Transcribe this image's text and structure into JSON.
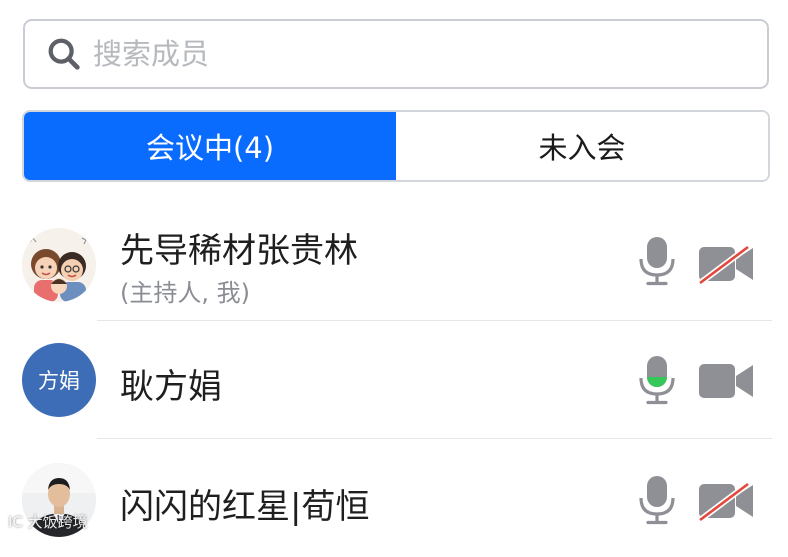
{
  "search": {
    "placeholder": "搜索成员"
  },
  "tabs": [
    {
      "label": "会议中(4)",
      "active": true
    },
    {
      "label": "未入会",
      "active": false
    }
  ],
  "members": [
    {
      "name": "先导稀材张贵林",
      "role": "(主持人, 我)",
      "avatar": "cartoon-family-avatar",
      "mic": "idle",
      "camera": "off"
    },
    {
      "name": "耿方娟",
      "avatar_text": "方娟",
      "avatar_color": "#3c6db6",
      "mic": "speaking",
      "camera": "on"
    },
    {
      "name": "闪闪的红星|荀恒",
      "avatar": "man-in-suit-photo",
      "mic": "idle",
      "camera": "off"
    }
  ],
  "colors": {
    "accent": "#0a6cff",
    "icon_gray": "#8e9095",
    "camera_off_slash": "#e5473c",
    "speaking_green": "#35c759"
  },
  "watermark": "IC 大饭跨境"
}
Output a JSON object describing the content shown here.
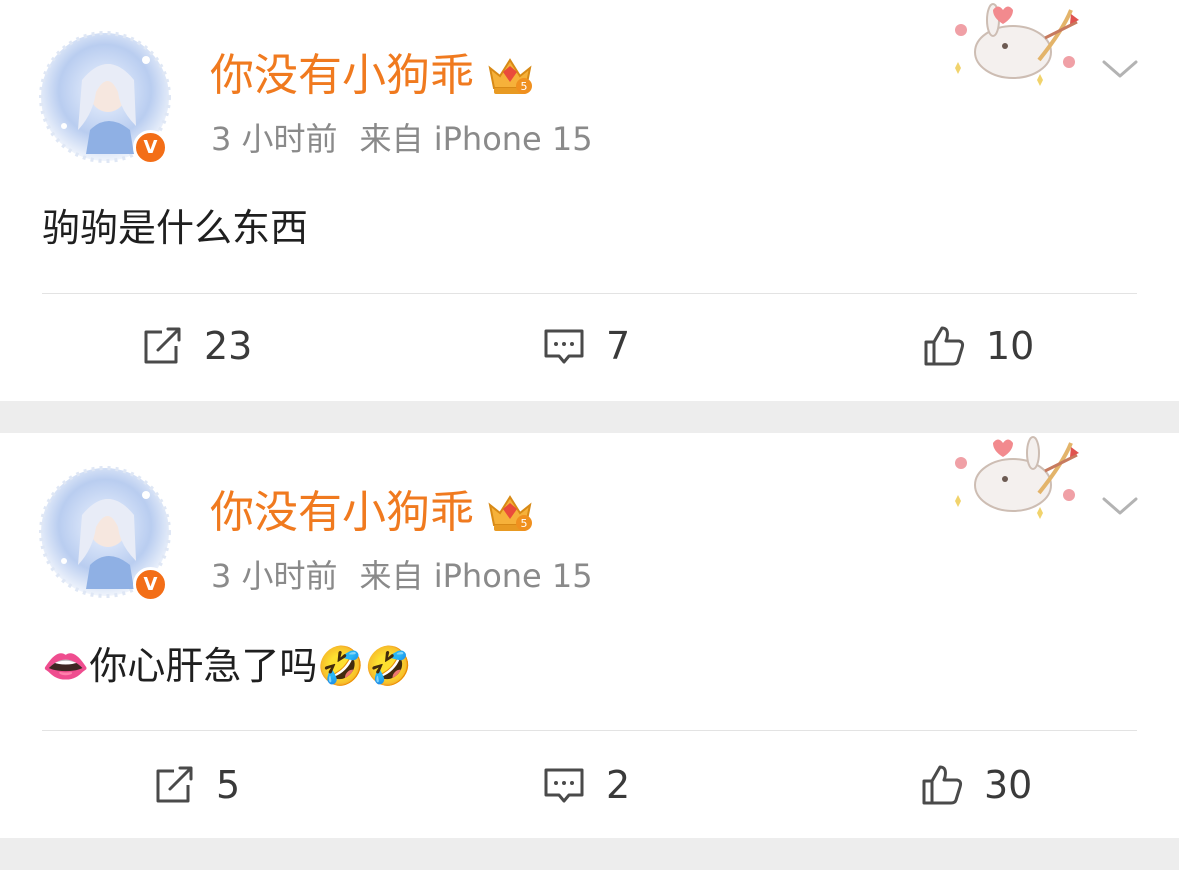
{
  "posts": [
    {
      "username": "你没有小狗乖",
      "vip_level": "5",
      "verified_mark": "V",
      "time": "3 小时前",
      "source": "来自 iPhone 15",
      "content": "驹驹是什么东西",
      "actions": {
        "repost": "23",
        "comment": "7",
        "like": "10"
      },
      "icons": [
        "avatar-image",
        "verified-badge-icon",
        "crown-vip-icon",
        "bunny-cupid-decoration",
        "chevron-down-icon",
        "repost-icon",
        "comment-icon",
        "like-icon"
      ]
    },
    {
      "username": "你没有小狗乖",
      "vip_level": "5",
      "verified_mark": "V",
      "time": "3 小时前",
      "source": "来自 iPhone 15",
      "content_emoji_lips": "👄",
      "content": "你心肝急了吗",
      "content_emoji_laugh": "🤣🤣",
      "actions": {
        "repost": "5",
        "comment": "2",
        "like": "30"
      },
      "icons": [
        "avatar-image",
        "verified-badge-icon",
        "crown-vip-icon",
        "bunny-cupid-decoration",
        "chevron-down-icon",
        "repost-icon",
        "comment-icon",
        "like-icon"
      ]
    }
  ],
  "colors": {
    "username": "#f07a1f",
    "meta": "#8a8a8a",
    "verified": "#f36e17",
    "separator": "#ededed"
  }
}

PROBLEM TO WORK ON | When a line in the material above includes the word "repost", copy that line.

ANSWER TO THIS PROBLEM |
        "repost": "23",
        "repost-icon",
        "repost": "5",
        "repost-icon",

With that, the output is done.